[Data records for software interfaces]

"""

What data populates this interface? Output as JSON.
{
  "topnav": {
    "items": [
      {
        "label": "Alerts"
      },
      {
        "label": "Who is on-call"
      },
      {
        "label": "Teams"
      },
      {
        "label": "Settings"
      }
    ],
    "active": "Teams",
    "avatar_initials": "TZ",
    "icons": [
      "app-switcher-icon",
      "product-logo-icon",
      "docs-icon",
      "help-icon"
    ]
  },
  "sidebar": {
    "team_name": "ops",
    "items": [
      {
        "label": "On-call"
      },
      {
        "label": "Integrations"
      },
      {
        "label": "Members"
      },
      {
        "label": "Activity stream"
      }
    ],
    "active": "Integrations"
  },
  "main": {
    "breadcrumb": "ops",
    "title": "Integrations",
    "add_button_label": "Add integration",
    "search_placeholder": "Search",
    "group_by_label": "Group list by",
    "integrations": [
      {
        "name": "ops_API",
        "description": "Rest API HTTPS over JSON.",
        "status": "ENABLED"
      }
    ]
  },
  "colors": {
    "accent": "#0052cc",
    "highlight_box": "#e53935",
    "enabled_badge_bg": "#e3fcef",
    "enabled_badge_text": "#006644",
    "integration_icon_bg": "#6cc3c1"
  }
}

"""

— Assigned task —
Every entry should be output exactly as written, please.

— Response area —
What data populates this interface? Output as JSON.
{
  "topnav": {
    "items": [
      {
        "label": "Alerts"
      },
      {
        "label": "Who is on-call"
      },
      {
        "label": "Teams"
      },
      {
        "label": "Settings"
      }
    ],
    "active": "Teams",
    "avatar_initials": "TZ",
    "icons": [
      "app-switcher-icon",
      "product-logo-icon",
      "docs-icon",
      "help-icon"
    ]
  },
  "sidebar": {
    "team_name": "ops",
    "items": [
      {
        "label": "On-call"
      },
      {
        "label": "Integrations"
      },
      {
        "label": "Members"
      },
      {
        "label": "Activity stream"
      }
    ],
    "active": "Integrations"
  },
  "main": {
    "breadcrumb": "ops",
    "title": "Integrations",
    "add_button_label": "Add integration",
    "search_placeholder": "Search",
    "group_by_label": "Group list by",
    "integrations": [
      {
        "name": "ops_API",
        "description": "Rest API HTTPS over JSON.",
        "status": "ENABLED"
      }
    ]
  },
  "colors": {
    "accent": "#0052cc",
    "highlight_box": "#e53935",
    "enabled_badge_bg": "#e3fcef",
    "enabled_badge_text": "#006644",
    "integration_icon_bg": "#6cc3c1"
  }
}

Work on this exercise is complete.